During Child Contact Centre Awareness Week (23 – 29 April 2013), the only unsupervised Family Contact Centre in Aberdeen, run by the north-east’s largest charity VSA, is urging people to support a vital, free service that almost everyone in the city can relate to.
Cathy Maxwell, family support co-ordinator at VSA’s Family Contact Centre, said:-
“Our small but effective project makes life easier for ordinary, separated families in the north-east, giving children a relaxed, neutral, happy place to spend valuable time with the mum or dad who no longer lives with them. But it costs £21,000 each year to fund.

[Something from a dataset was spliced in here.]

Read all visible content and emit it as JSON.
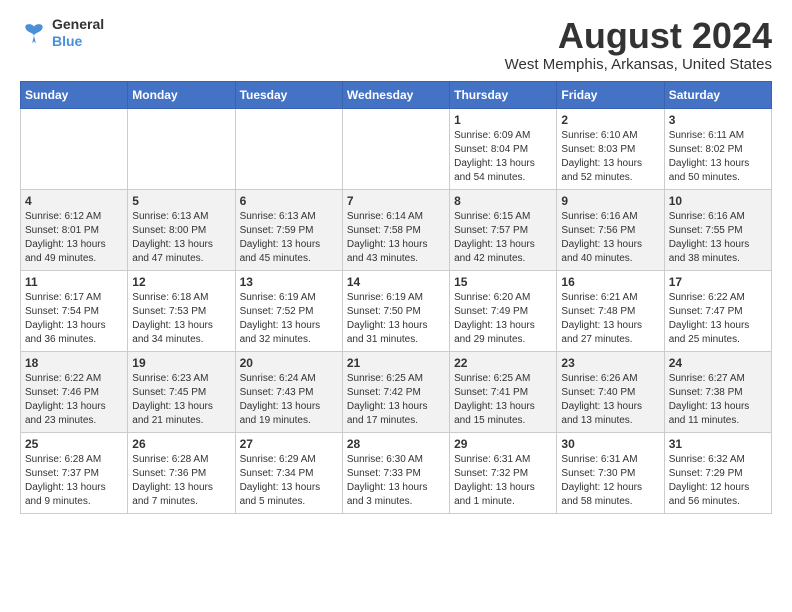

“We want to secure this cost on a regular basis to keep potential parental costs to a minimum. Without such a special place ties that are broken are sometimes never repaired and children grow up without knowing both parents.”
Catherine [surname omitted for confidentiality reasons] and her family used the service for two years:-
“My partner and I just couldn’t see each other after we separated. It was difficult to even communicate. I definitely wouldn’t have been able to just drop the children off at his place. VSA’s Contact Centre was a godsend. If it wasn’t for our time there, we’d probably be going through court right now.
“There’s no shame in using the service. It’s for ordinary people who happen to be going through a difficult time. We did it all with the childrens’ interests in mind. They got used to going. In fact, the first time we tested out an alternative meeting place, they wanted to go back.
“It was nice for them. They played with toys or in the park if it was sunny. It was their chance to get used to being with their dad again.
“It really puts you at ease. There are even separate doors for each parent. My ex-partner would go one way and I would go the other. We never had to see each other. It was relaxing. There was no pressure. And thanks to the Contact Centre we came to a mutual arrangement. The children see their dad every second weekend now.”
“Around one third of children in Scotland aren’t living with their biological fathers. But it’s probably not a hugely surprising statistic. If people were to cast their mind through friends-of-friends, close friends and even their family, it’s fairly easy to relate to. VSA’s Family Contact Centre steps in when contact is hard to achieve for practical or personal reasons.”